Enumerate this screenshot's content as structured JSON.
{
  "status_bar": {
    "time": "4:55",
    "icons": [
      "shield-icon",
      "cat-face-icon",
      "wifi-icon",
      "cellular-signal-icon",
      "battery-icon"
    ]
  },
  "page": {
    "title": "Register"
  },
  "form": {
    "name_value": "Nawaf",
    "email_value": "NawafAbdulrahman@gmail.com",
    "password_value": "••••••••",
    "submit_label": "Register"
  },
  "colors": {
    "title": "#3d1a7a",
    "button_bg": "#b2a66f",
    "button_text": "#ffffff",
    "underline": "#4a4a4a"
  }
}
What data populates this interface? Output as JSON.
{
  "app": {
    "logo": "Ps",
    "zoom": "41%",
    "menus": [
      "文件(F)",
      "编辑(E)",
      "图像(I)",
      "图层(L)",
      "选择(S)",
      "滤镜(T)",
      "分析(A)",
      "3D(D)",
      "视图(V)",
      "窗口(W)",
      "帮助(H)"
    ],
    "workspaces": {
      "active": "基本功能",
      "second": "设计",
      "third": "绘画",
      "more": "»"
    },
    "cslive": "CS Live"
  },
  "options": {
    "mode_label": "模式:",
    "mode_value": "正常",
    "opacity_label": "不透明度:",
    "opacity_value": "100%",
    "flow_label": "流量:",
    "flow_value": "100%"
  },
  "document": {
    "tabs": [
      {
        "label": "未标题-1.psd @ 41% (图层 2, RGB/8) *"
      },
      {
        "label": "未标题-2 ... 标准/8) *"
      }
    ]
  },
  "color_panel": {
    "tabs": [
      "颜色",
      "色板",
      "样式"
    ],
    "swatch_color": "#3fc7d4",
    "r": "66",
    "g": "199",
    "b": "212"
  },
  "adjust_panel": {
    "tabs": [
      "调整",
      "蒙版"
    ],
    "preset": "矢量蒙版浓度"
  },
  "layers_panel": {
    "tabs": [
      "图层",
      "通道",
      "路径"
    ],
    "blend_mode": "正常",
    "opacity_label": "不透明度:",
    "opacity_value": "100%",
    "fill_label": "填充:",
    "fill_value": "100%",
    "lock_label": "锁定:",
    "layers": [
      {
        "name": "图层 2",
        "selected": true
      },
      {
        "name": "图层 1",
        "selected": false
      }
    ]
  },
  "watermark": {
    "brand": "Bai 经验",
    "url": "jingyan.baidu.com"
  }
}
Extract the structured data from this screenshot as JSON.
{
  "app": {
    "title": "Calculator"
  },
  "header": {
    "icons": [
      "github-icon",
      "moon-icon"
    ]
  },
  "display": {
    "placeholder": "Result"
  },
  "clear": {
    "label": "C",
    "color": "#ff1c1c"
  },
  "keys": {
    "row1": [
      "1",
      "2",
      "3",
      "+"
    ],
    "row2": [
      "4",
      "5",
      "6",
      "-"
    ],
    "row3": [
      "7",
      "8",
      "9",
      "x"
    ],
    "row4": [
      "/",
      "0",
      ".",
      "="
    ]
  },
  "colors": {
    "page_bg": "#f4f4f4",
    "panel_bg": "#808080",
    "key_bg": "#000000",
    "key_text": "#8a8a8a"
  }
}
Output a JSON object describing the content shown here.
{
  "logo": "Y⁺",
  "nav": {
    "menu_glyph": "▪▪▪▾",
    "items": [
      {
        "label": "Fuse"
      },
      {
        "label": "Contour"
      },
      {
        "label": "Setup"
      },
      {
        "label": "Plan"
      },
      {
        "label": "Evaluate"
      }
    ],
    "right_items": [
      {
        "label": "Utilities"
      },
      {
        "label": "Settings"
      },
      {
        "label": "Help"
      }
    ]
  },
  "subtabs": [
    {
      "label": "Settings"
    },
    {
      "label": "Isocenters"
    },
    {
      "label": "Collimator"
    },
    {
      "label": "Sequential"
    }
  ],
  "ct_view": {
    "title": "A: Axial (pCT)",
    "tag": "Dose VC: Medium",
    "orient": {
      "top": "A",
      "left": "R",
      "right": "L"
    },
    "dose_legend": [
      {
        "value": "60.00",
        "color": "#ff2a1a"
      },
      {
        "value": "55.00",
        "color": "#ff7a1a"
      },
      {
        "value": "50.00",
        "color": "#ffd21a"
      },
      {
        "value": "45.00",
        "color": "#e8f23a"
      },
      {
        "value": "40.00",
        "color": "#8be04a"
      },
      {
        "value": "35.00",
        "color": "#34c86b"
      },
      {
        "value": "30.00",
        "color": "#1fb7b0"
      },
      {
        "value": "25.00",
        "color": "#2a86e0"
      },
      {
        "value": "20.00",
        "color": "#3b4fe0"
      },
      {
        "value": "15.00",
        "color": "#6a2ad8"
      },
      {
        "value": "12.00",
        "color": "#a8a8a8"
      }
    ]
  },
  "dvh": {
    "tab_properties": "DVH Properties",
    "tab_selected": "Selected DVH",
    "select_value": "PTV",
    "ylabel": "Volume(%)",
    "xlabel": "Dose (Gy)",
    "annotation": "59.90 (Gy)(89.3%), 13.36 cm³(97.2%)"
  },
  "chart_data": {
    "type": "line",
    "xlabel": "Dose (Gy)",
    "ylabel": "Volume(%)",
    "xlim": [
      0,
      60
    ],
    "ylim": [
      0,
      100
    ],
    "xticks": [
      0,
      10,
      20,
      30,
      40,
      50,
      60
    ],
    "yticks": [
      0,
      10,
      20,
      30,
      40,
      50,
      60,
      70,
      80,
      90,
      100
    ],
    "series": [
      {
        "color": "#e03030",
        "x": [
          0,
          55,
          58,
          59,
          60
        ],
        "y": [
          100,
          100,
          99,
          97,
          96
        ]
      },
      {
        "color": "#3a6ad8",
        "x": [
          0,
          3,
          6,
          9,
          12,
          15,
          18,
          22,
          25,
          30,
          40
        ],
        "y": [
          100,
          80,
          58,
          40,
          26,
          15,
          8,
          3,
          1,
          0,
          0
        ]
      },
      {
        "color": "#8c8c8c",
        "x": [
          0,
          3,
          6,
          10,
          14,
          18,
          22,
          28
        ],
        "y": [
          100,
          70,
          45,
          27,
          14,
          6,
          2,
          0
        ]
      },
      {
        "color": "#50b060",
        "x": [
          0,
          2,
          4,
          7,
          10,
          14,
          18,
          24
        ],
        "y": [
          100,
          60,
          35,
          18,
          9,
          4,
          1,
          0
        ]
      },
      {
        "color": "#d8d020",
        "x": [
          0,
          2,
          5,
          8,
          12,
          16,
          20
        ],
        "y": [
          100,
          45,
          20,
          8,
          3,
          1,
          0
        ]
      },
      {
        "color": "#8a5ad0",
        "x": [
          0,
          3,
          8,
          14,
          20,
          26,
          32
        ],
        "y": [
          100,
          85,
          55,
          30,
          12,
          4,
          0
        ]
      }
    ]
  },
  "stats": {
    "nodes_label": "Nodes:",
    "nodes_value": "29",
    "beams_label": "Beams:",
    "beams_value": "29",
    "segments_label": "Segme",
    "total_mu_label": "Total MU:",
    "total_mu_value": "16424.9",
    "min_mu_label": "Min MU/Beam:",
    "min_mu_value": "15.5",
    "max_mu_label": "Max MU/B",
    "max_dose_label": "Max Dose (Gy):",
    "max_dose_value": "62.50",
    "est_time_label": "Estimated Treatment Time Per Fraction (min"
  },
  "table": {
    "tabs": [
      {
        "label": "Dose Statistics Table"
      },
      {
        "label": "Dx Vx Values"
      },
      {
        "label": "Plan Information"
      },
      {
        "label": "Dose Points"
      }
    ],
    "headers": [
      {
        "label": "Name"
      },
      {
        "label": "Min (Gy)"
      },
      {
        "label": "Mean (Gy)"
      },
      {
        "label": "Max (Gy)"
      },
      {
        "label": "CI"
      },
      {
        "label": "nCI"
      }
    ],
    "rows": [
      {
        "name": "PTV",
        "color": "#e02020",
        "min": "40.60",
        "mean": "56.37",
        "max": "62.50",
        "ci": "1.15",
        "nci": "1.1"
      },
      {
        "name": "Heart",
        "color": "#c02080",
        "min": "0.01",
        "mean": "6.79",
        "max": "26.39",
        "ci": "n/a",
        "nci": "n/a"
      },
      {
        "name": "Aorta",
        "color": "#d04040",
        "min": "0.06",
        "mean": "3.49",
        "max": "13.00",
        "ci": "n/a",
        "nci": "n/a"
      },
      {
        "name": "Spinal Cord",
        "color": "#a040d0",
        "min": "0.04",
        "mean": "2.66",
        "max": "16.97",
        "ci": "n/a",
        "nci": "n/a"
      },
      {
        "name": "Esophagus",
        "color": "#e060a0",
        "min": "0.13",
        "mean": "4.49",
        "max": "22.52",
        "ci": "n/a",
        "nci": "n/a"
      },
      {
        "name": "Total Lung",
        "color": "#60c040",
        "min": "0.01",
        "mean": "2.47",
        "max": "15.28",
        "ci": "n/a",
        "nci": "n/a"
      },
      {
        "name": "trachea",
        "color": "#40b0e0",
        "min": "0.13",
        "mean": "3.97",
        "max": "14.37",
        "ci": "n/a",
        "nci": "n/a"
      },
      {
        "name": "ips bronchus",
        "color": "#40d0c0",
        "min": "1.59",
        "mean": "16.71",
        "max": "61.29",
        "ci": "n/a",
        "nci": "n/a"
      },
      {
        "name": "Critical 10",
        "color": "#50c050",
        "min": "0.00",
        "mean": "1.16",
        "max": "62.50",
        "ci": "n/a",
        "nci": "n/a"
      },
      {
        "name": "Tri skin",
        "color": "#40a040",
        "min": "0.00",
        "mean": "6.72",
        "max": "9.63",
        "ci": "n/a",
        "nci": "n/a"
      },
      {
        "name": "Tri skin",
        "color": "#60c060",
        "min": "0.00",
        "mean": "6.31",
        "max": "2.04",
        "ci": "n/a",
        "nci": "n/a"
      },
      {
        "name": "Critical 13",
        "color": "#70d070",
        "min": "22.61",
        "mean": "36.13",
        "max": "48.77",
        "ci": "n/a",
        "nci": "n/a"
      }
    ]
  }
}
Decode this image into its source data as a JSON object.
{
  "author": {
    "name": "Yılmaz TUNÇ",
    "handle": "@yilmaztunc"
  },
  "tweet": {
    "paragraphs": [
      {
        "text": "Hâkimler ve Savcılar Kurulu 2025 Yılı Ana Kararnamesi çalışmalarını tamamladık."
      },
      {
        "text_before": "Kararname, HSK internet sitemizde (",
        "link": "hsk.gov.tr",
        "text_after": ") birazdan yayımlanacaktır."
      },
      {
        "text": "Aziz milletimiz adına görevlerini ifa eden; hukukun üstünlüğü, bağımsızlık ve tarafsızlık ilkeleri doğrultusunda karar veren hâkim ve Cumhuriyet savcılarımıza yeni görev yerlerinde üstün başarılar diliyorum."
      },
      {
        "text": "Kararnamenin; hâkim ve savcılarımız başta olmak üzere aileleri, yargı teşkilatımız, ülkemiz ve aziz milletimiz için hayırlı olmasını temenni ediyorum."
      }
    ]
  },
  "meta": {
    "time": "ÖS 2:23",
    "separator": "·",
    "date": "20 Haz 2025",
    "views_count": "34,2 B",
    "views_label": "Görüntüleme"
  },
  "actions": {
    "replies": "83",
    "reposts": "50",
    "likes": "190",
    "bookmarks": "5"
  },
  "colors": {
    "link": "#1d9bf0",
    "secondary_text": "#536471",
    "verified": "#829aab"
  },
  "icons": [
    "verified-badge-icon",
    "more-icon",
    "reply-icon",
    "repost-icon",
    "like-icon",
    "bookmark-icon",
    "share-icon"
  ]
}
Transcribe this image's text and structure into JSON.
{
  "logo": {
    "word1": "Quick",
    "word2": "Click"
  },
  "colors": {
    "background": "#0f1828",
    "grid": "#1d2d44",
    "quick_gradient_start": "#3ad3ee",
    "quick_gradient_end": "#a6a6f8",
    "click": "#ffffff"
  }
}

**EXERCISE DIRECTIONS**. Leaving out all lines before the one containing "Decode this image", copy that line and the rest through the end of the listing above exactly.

**THE ANSWER**.
Decode this image into its source data as a JSON object.
{
  "author": {
    "name": "Yılmaz TUNÇ",
    "handle": "@yilmaztunc"
  },
  "tweet": {
    "paragraphs": [
      {
        "text": "Hâkimler ve Savcılar Kurulu 2025 Yılı Ana Kararnamesi çalışmalarını tamamladık."
      },
      {
        "text_before": "Kararname, HSK internet sitemizde (",
        "link": "hsk.gov.tr",
        "text_after": ") birazdan yayımlanacaktır."
      },
      {
        "text": "Aziz milletimiz adına görevlerini ifa eden; hukukun üstünlüğü, bağımsızlık ve tarafsızlık ilkeleri doğrultusunda karar veren hâkim ve Cumhuriyet savcılarımıza yeni görev yerlerinde üstün başarılar diliyorum."
      },
      {
        "text": "Kararnamenin; hâkim ve savcılarımız başta olmak üzere aileleri, yargı teşkilatımız, ülkemiz ve aziz milletimiz için hayırlı olmasını temenni ediyorum."
      }
    ]
  },
  "meta": {
    "time": "ÖS 2:23",
    "separator": "·",
    "date": "20 Haz 2025",
    "views_count": "34,2 B",
    "views_label": "Görüntüleme"
  },
  "actions": {
    "replies": "83",
    "reposts": "50",
    "likes": "190",
    "bookmarks": "5"
  },
  "colors": {
    "link": "#1d9bf0",
    "secondary_text": "#536471",
    "verified": "#829aab"
  },
  "icons": [
    "verified-badge-icon",
    "more-icon",
    "reply-icon",
    "repost-icon",
    "like-icon",
    "bookmark-icon",
    "share-icon"
  ]
}
Transcribe this image's text and structure into JSON.
{
  "logo": {
    "word1": "Quick",
    "word2": "Click"
  },
  "colors": {
    "background": "#0f1828",
    "grid": "#1d2d44",
    "quick_gradient_start": "#3ad3ee",
    "quick_gradient_end": "#a6a6f8",
    "click": "#ffffff"
  }
}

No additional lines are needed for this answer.